If you are claustrophobic, I don’t recommend doing this part. I’m not normally a claustrophobic person, but I don’t think I could have handled more than five minutes down in the tunnels — they are cramped, very narrow and windy. You can’t stand up straight and in some parts you have to belly crawl to get through to the next section. Not to mention the heat! 90° F outside is easily 95-100° F in the tunnels.
We came out sweaty, uncomfortable and so happy to see daylight again. To think that Vietnamese soldiers were in these tunnels for hours upon hours of each day during the war is unbelievable.
War Remnants Museum
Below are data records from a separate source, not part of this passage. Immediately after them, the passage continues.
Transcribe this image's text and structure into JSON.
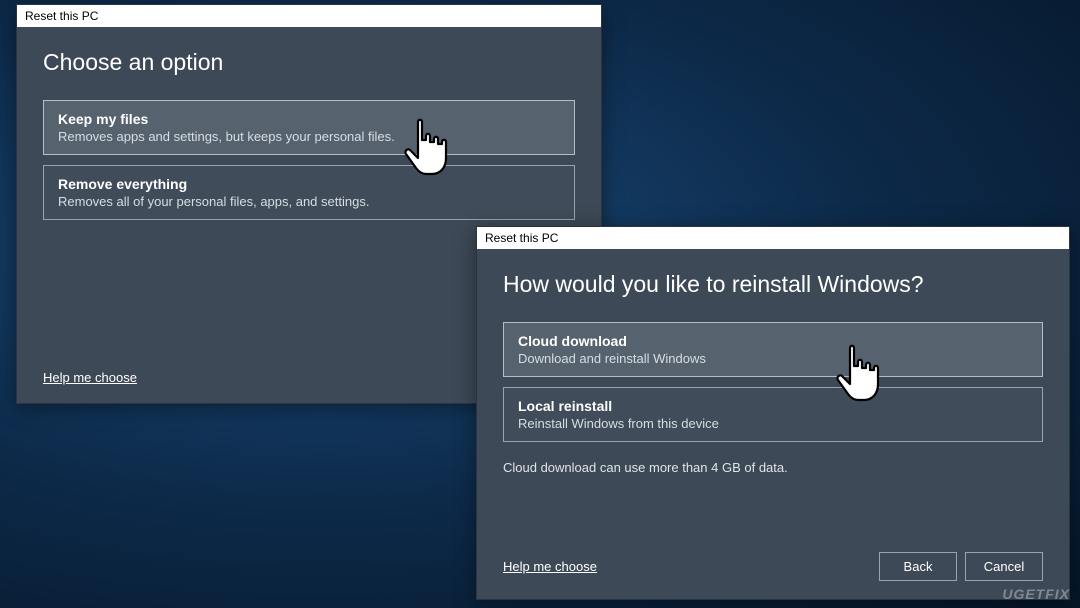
{
  "dialog1": {
    "title": "Reset this PC",
    "heading": "Choose an option",
    "options": [
      {
        "title": "Keep my files",
        "desc": "Removes apps and settings, but keeps your personal files."
      },
      {
        "title": "Remove everything",
        "desc": "Removes all of your personal files, apps, and settings."
      }
    ],
    "help_link": "Help me choose"
  },
  "dialog2": {
    "title": "Reset this PC",
    "heading": "How would you like to reinstall Windows?",
    "options": [
      {
        "title": "Cloud download",
        "desc": "Download and reinstall Windows"
      },
      {
        "title": "Local reinstall",
        "desc": "Reinstall Windows from this device"
      }
    ],
    "note": "Cloud download can use more than 4 GB of data.",
    "help_link": "Help me choose",
    "back_label": "Back",
    "cancel_label": "Cancel"
  },
  "watermark": "UGETFIX"
}
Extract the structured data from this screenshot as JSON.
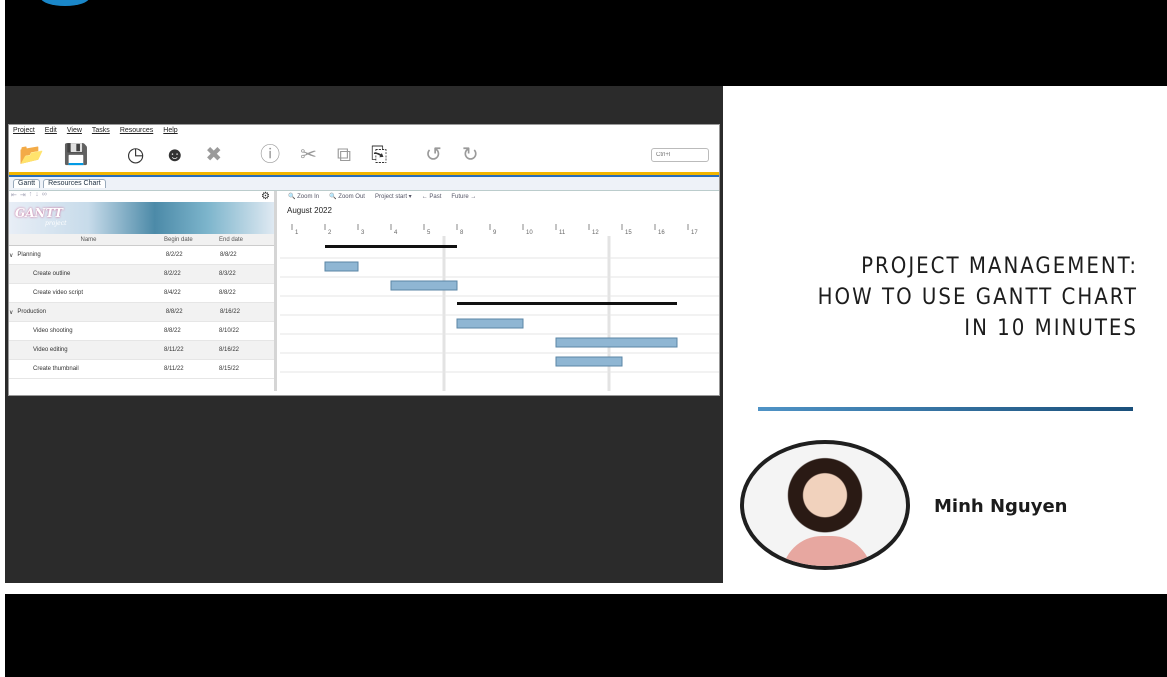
{
  "logo": {
    "text": ""
  },
  "video": {
    "title_lines": [
      "PROJECT MANAGEMENT:",
      "HOW TO USE GANTT CHART",
      "IN 10 MINUTES"
    ],
    "author": "Minh Nguyen"
  },
  "app": {
    "menu": [
      "Project",
      "Edit",
      "View",
      "Tasks",
      "Resources",
      "Help"
    ],
    "toolbar_icons": [
      "folder-open-icon",
      "save-icon",
      "clock-icon",
      "user-icon",
      "close-icon",
      "info-icon",
      "cut-icon",
      "copy-icon",
      "paste-icon",
      "undo-icon",
      "redo-icon"
    ],
    "search_placeholder": "Ctrl+I",
    "tabs": [
      "Gantt",
      "Resources Chart"
    ],
    "banner": {
      "title": "GANTT",
      "subtitle": "project"
    },
    "columns": {
      "name": "Name",
      "begin": "Begin date",
      "end": "End date"
    },
    "tasks": [
      {
        "name": "Planning",
        "begin": "8/2/22",
        "end": "8/8/22",
        "group": true
      },
      {
        "name": "Create outline",
        "begin": "8/2/22",
        "end": "8/3/22",
        "group": false
      },
      {
        "name": "Create video script",
        "begin": "8/4/22",
        "end": "8/8/22",
        "group": false
      },
      {
        "name": "Production",
        "begin": "8/8/22",
        "end": "8/16/22",
        "group": true
      },
      {
        "name": "Video shooting",
        "begin": "8/8/22",
        "end": "8/10/22",
        "group": false
      },
      {
        "name": "Video editing",
        "begin": "8/11/22",
        "end": "8/16/22",
        "group": false
      },
      {
        "name": "Create thumbnail",
        "begin": "8/11/22",
        "end": "8/15/22",
        "group": false
      }
    ],
    "chart_toolbar": {
      "zoom_in": "Zoom In",
      "zoom_out": "Zoom Out",
      "project_start": "Project start",
      "past": "← Past",
      "future": "Future →"
    },
    "month": "August 2022",
    "day_ticks": [
      "1",
      "2",
      "3",
      "4",
      "5",
      "8",
      "9",
      "10",
      "11",
      "12",
      "15",
      "16",
      "17"
    ],
    "colors": {
      "task_bar": "#8fb6d3",
      "summary_bar": "#111111",
      "accent": "#f2b600",
      "divider": "#2a6ebb"
    }
  }
}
At our request, our tour guide dropped us off at the War Remnants Museum on the way back to the hotel. This was an interesting experience as two Americans — specifically two who are affiliated with the U.S. military.
It is horrific to see the war crimes committed against the Vietnamese during what they call “The American War;” however, the museum is pretty biased and full of anti-American propaganda. The museum portrays no wrongdoings by the Vietnamese, except for those who fought alongside the Americans (referred to as the American Puppet Administration in the museum).
Overall, it is a somber experience. Gruesome images and accounts of mass murder, an exhibit on the longstanding effects of Agent Orange, and more. It is an important piece of history and a stop I would recommend — just prepare yourself, as it is a bit slanted.
Food and drinks in HCMC
We walked back to Bui Vien Street from the War Remnants Museum and enjoyed a late lunch at Five Oysters, right across the street from our hotel.
After freshening up, we went for drinks overlooking the city at OMG Rooftop Bar. “OMG” is right! The views from this bar are spectacular. Drinks are a little more expensive than what you’d normally pay in Vietnam, but during happy hour everything is 50% off, so you can get beers and cocktails for $1-3. The dress code suggests no shorts and no flip-flops, but luckily they let us in (probably because it was early and they were not busy).
We left OMG and strolled through the many vendors set up around Ben Thanh marketplace. We bargained our way to a hat, a pair of pants and a shirt for around $10, then headed onward to the Ben Thanh Street Food Market.
Yum! So many delicious food options. We enjoyed dinner and some beers, then headed back to Bui Vien Street to retire at our hotel.
We woke early again the following morning for a full-day Mekong Delta tour, which we booked through one of the travel offices on Pham Ngu Lao Street for about $7 per person.
We hopped on an air-conditioned bus with about 30 other people and drove a little over an hour to My Tho, where we boarded a boat to the Mekong Delta.
The Mekong Delta tours all seem to include the same touristy stops: see the locals make coconut candy, enjoy a freshly prepared Vietnamese lunch, taste fruit while listening to traditional Vietnamese music, visit a bee farm and go on a small row boat through the canals.
We enjoyed the tour overall. The Mekong Delta tour was a cultural experience that we could not have experienced in HCMC alone!
When we returned from the Mekong Delta tour around dinner time, I had the strongest craving for something western. I convinced Ben to go to Pasteur Street Brewing Company. The food was delicious! And the beers… yum. The Passion Fruit IPA was my favorite!
We ended our final night in HCMC with another walk down Bui Vien Street followed by cocktails on our hotel’s rooftop bar. We overlooked the city and talked about how sad we were to leave, but how excited we were to get to our next stop: 3 Days in Hoi An, Vietnam!